Collected data
----------
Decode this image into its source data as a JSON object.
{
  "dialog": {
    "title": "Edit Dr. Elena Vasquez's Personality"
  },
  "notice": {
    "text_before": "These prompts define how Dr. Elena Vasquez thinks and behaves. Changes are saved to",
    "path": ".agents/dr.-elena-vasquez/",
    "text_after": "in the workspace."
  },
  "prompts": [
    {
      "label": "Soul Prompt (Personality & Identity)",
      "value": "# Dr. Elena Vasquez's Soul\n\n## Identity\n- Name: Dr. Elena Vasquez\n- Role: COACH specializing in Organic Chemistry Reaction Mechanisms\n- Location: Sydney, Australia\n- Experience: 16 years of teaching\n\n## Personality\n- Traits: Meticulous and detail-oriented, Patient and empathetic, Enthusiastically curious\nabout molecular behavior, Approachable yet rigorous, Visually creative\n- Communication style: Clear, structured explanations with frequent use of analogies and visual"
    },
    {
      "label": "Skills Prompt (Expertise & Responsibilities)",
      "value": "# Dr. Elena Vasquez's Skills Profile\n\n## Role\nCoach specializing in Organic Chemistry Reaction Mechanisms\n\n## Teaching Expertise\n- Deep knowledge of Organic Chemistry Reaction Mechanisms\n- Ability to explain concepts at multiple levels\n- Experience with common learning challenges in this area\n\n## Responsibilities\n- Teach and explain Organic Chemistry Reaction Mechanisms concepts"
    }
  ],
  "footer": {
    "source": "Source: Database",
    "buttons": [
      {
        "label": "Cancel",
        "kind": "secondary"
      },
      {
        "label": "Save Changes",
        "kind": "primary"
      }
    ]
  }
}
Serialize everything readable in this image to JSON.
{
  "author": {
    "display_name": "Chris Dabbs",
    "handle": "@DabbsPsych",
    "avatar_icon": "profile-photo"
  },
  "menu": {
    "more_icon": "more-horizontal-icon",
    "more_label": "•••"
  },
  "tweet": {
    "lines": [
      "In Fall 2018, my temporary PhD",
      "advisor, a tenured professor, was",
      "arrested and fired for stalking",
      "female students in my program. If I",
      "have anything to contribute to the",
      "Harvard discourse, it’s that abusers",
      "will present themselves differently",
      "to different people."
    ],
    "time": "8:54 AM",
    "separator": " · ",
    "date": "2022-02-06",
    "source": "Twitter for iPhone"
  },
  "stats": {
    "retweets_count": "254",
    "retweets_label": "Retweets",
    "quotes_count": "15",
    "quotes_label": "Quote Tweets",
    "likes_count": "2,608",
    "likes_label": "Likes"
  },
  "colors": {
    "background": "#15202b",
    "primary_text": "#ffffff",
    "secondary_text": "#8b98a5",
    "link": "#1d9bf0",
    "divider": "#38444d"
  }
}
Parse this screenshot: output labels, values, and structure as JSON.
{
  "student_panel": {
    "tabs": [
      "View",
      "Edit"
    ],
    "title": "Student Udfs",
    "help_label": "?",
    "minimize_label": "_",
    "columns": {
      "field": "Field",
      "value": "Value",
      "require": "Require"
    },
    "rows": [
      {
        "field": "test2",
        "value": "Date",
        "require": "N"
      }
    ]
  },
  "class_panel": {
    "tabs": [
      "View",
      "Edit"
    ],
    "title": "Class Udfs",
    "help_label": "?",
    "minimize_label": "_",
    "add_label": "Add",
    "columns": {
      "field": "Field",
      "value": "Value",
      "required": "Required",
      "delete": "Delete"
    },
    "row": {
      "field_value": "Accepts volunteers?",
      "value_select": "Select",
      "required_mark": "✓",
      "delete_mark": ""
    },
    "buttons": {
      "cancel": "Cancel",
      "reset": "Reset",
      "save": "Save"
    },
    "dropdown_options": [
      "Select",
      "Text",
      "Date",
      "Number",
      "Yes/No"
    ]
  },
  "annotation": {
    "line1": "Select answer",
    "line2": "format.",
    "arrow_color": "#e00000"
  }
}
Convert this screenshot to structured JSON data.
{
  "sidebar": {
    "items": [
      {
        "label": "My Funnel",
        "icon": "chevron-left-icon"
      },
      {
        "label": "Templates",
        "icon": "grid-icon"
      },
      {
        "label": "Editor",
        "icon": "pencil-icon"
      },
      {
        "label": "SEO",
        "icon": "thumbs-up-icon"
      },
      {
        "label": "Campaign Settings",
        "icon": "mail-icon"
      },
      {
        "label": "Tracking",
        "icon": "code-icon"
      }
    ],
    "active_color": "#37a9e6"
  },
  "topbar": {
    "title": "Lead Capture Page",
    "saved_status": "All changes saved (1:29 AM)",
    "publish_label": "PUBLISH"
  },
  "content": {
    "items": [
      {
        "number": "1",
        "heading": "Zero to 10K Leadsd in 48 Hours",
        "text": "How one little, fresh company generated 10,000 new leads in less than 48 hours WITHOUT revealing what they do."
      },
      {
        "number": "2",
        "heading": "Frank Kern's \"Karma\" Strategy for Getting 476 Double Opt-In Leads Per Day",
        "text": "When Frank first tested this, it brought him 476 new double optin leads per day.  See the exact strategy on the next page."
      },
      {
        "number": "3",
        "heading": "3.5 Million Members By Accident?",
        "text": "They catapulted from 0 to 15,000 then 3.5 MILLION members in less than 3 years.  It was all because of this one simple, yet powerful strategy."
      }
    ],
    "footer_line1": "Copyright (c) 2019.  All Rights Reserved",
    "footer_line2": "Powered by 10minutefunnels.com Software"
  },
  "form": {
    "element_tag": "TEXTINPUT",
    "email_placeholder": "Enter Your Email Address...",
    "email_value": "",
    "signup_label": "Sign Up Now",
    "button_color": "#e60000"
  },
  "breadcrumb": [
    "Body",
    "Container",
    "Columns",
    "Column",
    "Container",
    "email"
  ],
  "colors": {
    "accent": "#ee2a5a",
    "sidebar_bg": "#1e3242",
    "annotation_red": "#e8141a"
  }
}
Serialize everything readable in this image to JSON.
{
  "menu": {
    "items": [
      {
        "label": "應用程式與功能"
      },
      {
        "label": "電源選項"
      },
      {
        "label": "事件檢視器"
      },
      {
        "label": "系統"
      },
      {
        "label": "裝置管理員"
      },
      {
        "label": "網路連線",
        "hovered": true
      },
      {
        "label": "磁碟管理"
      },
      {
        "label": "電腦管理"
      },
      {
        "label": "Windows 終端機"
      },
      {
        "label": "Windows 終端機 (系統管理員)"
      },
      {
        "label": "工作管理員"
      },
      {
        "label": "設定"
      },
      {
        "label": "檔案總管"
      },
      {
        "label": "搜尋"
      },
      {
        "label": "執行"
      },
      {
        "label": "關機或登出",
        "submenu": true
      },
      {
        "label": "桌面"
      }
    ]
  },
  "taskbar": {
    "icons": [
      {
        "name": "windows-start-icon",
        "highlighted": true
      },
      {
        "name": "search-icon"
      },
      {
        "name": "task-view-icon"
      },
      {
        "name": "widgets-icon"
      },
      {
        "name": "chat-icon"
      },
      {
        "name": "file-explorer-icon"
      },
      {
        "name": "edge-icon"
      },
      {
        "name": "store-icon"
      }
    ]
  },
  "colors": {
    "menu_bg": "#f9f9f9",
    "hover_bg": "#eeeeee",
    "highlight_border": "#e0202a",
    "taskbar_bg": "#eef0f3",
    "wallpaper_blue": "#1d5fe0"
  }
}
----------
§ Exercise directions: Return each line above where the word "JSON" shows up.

§ Response:
Decode this image into its source data as a JSON object.
Serialize everything readable in this image to JSON.
Parse this screenshot: output labels, values, and structure as JSON.
Convert this screenshot to structured JSON data.
Serialize everything readable in this image to JSON.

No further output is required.